Maria Sakkari and Stefanos Tsitsipas of Greece pose with a wombat at Caversham Wildlife Centre on December 30, 2018 in Perth, Australia. (Photo: VCG)
SYDNEY, Jan. 10 (Xinhua) -- While taking selfies with Australia's cute and cuddly wildlife may seem like a harmless perk of visiting the country, authorities on Maria Island in the State of Tasmania on Thursday reminded visitors not to get too close to the animals as it can cause them stress.
The island's rotund and whimsical wombats, a type of marsupial cousin of the Koala, have become choice candidates for taking selfies with in past years but experts say that the numbers of tourists, which has doubled in the past decade, is becoming overwhelming.
Island officials have gone so far as to devise a pledge to be displayed at gateway ferry terminals, reminding visitors that the animals are wild and not necessarily comfortable in close proximity to humans.
In part the pledge states "Wombats, when you trundle past me, I pledge I will not chase you with my selfie stick or get too close to your babies. I will not surround you or try and pick you up."
As well as wombats, Maria Island boasts breathtaking natural beauty and a range of other residents including Cape Barren geese, Forester kangaroos, Bennett's wallabies and Tasmanian devils.
East Coast Tourism chief executive Ruth Dowty told local media that she understands that visitors do not mean any harm to the wombats and simply are not aware of the effect that they are having.

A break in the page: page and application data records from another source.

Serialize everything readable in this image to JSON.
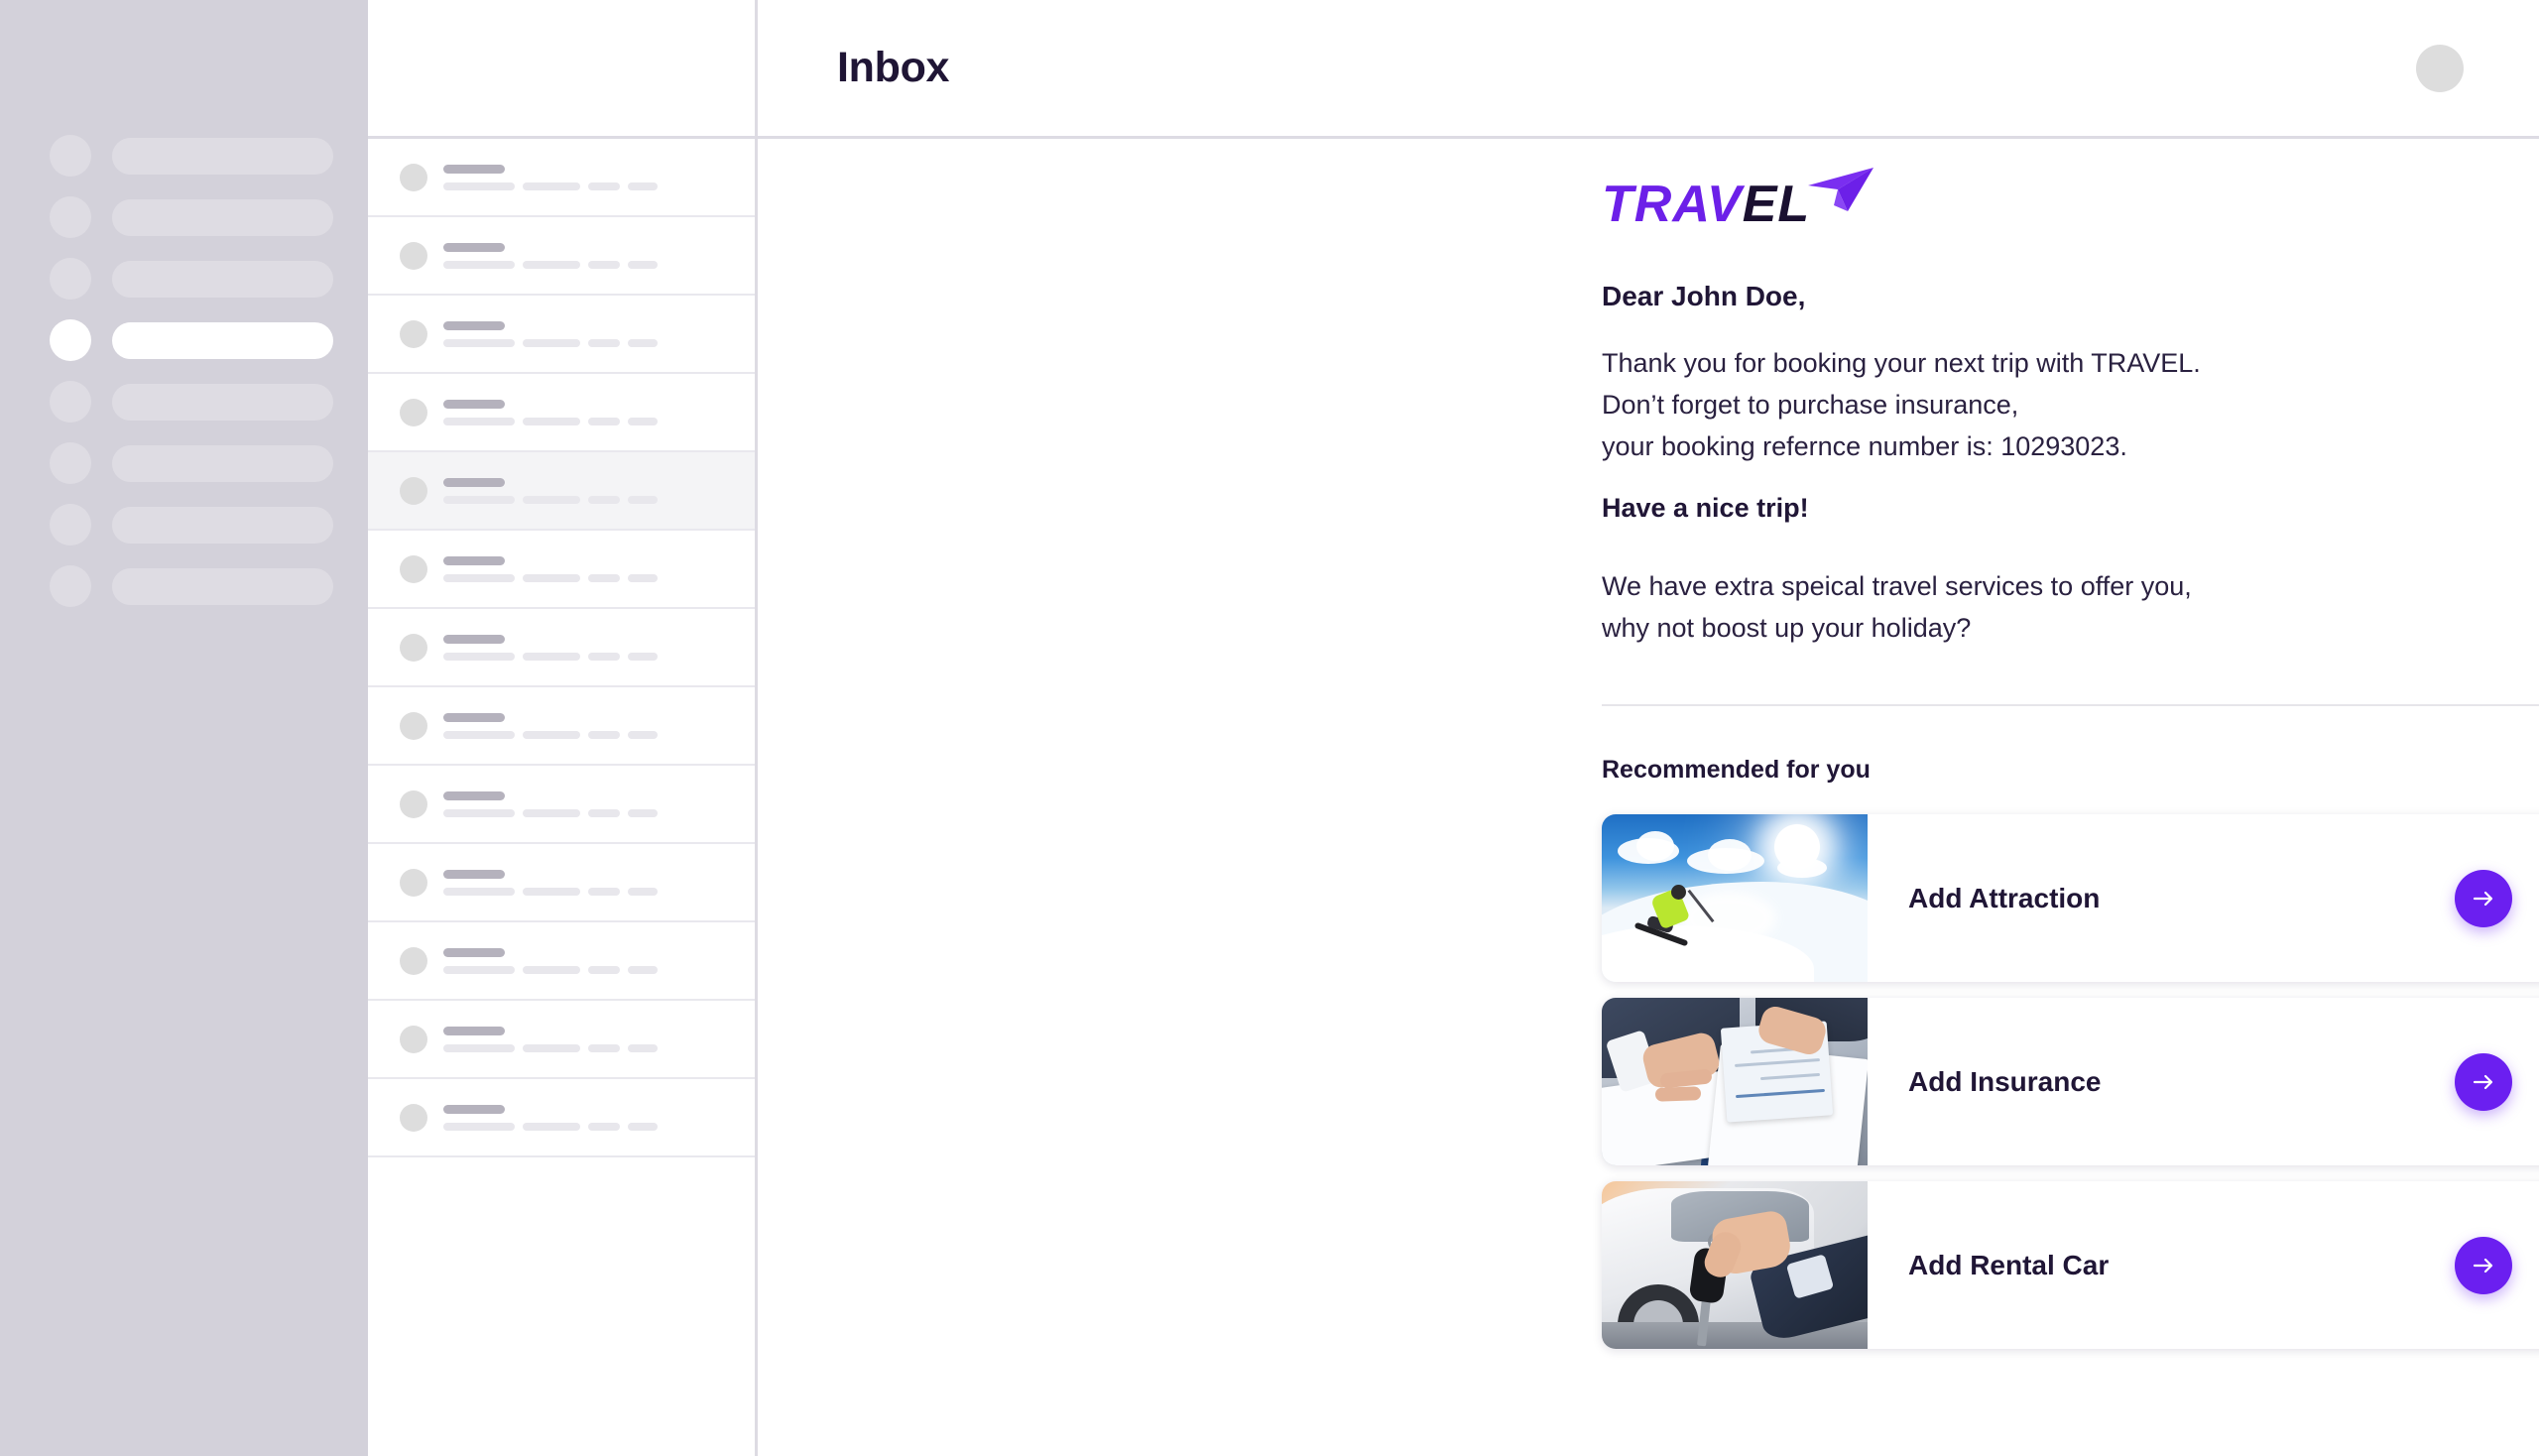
{
  "header": {
    "title": "Inbox",
    "avatar_icon": "user-avatar-placeholder"
  },
  "nav_rail": {
    "items": [
      {
        "state": "default"
      },
      {
        "state": "default"
      },
      {
        "state": "default"
      },
      {
        "state": "active"
      },
      {
        "state": "default"
      },
      {
        "state": "default"
      },
      {
        "state": "default"
      },
      {
        "state": "default"
      }
    ]
  },
  "message_list": {
    "rows": [
      {
        "selected": false
      },
      {
        "selected": false
      },
      {
        "selected": false
      },
      {
        "selected": false
      },
      {
        "selected": true
      },
      {
        "selected": false
      },
      {
        "selected": false
      },
      {
        "selected": false
      },
      {
        "selected": false
      },
      {
        "selected": false
      },
      {
        "selected": false
      },
      {
        "selected": false
      },
      {
        "selected": false
      }
    ]
  },
  "email": {
    "brand": {
      "name_primary": "TRAV",
      "name_secondary": "EL",
      "primary_color": "#6c20e8",
      "secondary_color": "#1a1030",
      "plane_icon": "paper-plane-icon"
    },
    "greeting": "Dear John Doe,",
    "paragraph_1": {
      "line_1": "Thank you for booking your next trip with TRAVEL.",
      "line_2": "Don’t forget to purchase insurance,",
      "line_3": "your booking refernce number is: 10293023."
    },
    "closing": "Have a nice trip!",
    "paragraph_2": {
      "line_1": "We have extra speical travel services to offer you,",
      "line_2": "why not boost up your holiday?"
    },
    "recommended_heading": "Recommended for you",
    "recommendations": [
      {
        "label": "Add Attraction",
        "thumb_icon": "ski-slope-photo",
        "cta_icon": "arrow-right-icon"
      },
      {
        "label": "Add Insurance",
        "thumb_icon": "insurance-paperwork-photo",
        "cta_icon": "arrow-right-icon"
      },
      {
        "label": "Add Rental Car",
        "thumb_icon": "car-keys-photo",
        "cta_icon": "arrow-right-icon"
      }
    ]
  },
  "theme": {
    "accent": "#6b1ff0",
    "text_dark": "#201636",
    "rail_bg": "#d3d1da",
    "skeleton": "#dedce3",
    "divider": "#dddbe3"
  }
}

"The tourists are in love with the wombats -- so in love that we need to give them some education about how to interact with them."